EXERCISE DESCRIPTION – Every line below that has the string "legend" needs to be copied.

THE RECORDS –
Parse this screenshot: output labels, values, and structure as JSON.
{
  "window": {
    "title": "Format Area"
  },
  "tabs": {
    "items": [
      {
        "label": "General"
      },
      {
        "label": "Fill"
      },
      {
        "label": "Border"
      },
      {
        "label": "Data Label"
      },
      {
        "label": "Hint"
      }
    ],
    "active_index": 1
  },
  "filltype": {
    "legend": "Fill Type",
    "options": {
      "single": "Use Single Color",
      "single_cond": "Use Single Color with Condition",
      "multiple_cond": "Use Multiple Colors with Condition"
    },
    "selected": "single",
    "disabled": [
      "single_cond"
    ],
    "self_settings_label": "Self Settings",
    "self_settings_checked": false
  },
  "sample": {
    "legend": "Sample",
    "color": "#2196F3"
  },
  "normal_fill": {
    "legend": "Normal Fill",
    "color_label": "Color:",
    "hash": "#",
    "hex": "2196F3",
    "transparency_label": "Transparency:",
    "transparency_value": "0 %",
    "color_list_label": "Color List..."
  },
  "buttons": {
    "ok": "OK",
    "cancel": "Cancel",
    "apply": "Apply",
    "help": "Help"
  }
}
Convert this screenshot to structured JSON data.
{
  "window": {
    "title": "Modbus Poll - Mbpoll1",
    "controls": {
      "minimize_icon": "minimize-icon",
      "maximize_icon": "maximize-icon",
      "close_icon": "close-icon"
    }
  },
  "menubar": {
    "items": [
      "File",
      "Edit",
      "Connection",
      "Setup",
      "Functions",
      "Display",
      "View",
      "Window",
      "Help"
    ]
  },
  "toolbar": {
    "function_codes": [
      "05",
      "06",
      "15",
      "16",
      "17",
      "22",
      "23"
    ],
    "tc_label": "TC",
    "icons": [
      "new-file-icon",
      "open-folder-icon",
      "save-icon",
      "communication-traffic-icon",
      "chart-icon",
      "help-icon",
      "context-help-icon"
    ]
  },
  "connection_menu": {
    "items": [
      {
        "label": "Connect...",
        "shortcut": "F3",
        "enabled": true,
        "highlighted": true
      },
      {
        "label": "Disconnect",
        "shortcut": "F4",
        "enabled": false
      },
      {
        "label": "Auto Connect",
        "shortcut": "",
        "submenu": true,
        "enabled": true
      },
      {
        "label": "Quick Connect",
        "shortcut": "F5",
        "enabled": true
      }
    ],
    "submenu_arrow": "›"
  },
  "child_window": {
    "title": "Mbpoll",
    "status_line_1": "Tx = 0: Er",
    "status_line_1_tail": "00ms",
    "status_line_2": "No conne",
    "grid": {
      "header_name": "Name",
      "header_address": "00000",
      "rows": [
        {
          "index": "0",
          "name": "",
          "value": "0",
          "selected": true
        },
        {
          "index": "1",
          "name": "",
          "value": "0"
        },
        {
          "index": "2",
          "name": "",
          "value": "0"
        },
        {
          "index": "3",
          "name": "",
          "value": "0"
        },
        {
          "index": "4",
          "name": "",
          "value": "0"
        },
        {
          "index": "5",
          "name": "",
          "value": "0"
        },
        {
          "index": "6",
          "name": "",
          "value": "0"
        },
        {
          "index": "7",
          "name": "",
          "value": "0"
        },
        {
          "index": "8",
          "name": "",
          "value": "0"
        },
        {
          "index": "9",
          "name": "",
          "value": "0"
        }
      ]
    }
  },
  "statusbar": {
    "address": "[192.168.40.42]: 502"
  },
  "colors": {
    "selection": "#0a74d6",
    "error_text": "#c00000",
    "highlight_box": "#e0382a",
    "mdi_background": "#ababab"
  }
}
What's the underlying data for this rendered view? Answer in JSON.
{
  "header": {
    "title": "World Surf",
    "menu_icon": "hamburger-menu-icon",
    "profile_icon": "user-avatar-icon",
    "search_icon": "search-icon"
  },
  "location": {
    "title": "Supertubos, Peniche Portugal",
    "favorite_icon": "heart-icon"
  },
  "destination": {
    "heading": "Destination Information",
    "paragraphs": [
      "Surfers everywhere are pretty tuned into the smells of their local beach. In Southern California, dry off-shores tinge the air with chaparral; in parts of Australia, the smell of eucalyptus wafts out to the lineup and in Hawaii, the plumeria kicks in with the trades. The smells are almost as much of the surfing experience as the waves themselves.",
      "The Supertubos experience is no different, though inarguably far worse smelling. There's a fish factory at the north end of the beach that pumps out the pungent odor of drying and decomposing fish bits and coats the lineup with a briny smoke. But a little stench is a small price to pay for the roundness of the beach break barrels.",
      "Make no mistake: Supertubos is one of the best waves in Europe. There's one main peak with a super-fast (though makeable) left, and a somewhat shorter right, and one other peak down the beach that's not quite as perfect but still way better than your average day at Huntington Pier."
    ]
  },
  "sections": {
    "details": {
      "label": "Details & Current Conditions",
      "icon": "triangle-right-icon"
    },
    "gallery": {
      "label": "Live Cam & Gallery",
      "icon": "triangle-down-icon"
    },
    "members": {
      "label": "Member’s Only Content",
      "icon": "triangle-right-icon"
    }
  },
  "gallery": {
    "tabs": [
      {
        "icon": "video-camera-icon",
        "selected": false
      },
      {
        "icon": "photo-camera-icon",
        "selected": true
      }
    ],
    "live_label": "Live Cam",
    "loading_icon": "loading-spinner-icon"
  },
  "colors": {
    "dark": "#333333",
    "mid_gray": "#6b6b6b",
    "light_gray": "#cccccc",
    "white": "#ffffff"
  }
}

ANSWER FOR THE TASK –
    "legend": "Fill Type",
    "legend": "Sample",
    "legend": "Normal Fill",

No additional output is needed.